When the Metropolitan Opera invoked the force majeure clause to furlough a majority of its 3,000 employees in April of 2020, one of the largest arts organizations on the planet shuttered its doors for the foreseeable future under the harsh realities of the limitations imposed by a global crisis. Most of these employees are members of Union Local 802 and include musicians, chorus members, stagehands, carpenters and craftsmen in many other trades.
The entertainment industry has been particularly hard hit by lockdowns and strict limitations on large gatherings of the past year. Peter Gelb, the Met’s general manager, invoked the force majeure clause in union contracts after New York’s Governor Andrew Cuomo banned gatherings of more than 500 people in March of 2020.
Citing the impossibility of maintaining the $300 million annual operating budget, two thirds of which covers labor costs, during the lockdown, Gelb cancelled the Met’s financial obligations to union members and visiting artists, also giving up his salary for the duration of the disruption. The Met has continued to pay for the health care premiums of its employees.
Reexamining the force majeure clause in employment contracts
The force majeure, or “Act of God”, clause in business and employment contracts, is defined in Black’s Law Dictionary as “an event or effect that can be neither anticipated nor controlled”. As unanticipated economic or natural disaster events are prompting more employers to include the clause in their employment contracts, the main question becomes under what circumstances an economic downturn triggered by such events justifies invoking such a clause.
Concerning employment contracts, employers should consider:
- if the employment contract is imposing timely notification of the employer’s inability to fulfill its contractual obligations due to a force majeure event
- whether the force majeure event excuses the employer’s nonperformance completely, or only during the pendency of the disruption
- whether the employer still has a duty to mitigate the effect that the force majeure event is having on its ability to perform under the contract, and if the contract states what mitigation efforts the employer must take
Although the common law doctrines of impossibility, impracticability and frustration of purpose can provide some protection, future employment contracts that incorporate the force majeure clause may need to include clarification of vague or ambiguous terms that do not specify the nature of the events triggering the clause.

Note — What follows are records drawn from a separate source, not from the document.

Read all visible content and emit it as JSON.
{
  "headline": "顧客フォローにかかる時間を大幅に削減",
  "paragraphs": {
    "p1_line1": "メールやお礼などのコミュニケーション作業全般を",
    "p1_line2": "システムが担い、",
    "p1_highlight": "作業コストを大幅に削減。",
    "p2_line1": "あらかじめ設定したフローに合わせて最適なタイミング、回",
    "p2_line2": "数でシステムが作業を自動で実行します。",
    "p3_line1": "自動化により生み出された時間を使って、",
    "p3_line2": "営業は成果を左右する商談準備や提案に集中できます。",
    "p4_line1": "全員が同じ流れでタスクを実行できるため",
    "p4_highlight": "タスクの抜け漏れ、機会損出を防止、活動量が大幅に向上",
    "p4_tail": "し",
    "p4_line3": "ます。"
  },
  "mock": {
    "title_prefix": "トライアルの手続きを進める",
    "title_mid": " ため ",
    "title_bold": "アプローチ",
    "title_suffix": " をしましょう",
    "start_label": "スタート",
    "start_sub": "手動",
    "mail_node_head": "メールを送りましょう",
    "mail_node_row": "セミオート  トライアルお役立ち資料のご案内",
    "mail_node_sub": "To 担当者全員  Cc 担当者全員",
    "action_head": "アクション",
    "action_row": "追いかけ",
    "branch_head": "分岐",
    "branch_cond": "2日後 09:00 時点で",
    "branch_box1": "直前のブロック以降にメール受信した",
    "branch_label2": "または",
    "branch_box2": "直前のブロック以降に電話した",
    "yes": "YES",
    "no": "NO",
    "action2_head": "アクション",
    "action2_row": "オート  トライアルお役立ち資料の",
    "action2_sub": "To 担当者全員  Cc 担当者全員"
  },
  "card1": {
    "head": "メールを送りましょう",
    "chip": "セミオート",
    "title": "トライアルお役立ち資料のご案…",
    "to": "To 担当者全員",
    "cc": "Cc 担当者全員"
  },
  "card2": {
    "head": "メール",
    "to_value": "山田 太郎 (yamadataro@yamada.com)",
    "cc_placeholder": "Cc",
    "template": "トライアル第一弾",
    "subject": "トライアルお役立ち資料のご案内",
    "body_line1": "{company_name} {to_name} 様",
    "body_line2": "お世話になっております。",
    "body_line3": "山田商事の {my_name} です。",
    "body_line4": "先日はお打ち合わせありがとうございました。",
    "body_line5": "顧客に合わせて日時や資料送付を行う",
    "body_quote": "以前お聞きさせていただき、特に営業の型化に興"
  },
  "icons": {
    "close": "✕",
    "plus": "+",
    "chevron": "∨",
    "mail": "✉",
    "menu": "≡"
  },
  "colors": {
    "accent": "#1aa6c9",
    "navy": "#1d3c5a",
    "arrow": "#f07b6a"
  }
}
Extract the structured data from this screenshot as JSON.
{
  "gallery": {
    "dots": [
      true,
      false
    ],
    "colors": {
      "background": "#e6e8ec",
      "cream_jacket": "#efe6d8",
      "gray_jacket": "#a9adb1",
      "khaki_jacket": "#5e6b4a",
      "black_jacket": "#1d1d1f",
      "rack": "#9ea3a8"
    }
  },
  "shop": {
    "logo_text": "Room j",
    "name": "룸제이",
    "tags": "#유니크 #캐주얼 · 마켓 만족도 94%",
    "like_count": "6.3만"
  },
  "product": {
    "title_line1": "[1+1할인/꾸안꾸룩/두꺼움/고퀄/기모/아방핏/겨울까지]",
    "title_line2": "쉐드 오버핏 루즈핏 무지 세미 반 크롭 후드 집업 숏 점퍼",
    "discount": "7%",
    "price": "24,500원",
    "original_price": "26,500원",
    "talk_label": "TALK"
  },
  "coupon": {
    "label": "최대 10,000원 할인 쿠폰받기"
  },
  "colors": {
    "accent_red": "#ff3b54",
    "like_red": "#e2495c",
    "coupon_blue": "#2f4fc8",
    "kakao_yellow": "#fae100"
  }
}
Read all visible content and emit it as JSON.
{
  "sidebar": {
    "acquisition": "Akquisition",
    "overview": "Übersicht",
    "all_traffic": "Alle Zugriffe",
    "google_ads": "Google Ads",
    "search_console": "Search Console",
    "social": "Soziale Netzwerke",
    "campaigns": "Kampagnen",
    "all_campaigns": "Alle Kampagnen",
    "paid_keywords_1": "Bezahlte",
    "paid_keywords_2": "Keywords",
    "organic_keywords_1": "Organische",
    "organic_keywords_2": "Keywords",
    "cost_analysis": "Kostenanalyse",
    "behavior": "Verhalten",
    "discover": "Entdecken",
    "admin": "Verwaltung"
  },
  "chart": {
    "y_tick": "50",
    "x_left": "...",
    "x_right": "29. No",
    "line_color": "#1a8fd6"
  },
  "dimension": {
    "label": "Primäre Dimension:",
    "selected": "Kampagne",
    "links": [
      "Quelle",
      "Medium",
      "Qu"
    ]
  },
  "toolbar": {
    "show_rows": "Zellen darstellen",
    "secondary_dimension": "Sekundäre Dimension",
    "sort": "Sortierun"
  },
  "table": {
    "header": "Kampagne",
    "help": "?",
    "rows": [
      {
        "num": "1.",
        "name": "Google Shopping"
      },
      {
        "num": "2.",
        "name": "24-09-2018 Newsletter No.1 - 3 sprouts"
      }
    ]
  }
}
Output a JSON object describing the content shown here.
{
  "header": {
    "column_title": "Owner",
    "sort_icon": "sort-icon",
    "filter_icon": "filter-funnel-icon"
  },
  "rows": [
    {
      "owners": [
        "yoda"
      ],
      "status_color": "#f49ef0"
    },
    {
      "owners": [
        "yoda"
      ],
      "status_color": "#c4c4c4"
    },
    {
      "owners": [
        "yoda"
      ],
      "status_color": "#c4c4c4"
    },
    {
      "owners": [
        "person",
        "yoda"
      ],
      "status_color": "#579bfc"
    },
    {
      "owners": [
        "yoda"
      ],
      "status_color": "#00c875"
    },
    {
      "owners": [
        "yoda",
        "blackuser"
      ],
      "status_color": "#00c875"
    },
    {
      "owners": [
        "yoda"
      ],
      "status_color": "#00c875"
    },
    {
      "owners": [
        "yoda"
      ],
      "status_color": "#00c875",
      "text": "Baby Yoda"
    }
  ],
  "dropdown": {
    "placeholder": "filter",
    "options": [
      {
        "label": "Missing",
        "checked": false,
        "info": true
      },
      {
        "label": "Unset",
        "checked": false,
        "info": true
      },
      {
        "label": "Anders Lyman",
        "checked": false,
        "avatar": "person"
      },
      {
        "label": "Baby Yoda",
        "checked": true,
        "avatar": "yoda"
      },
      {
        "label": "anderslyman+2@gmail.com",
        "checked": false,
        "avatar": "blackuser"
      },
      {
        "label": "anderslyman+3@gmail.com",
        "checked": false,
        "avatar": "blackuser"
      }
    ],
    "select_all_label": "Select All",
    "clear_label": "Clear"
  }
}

In a challenging economy, employers are facing significant challenges in order to remain viable. Their needs can be effectively met with capable New York City legal representation.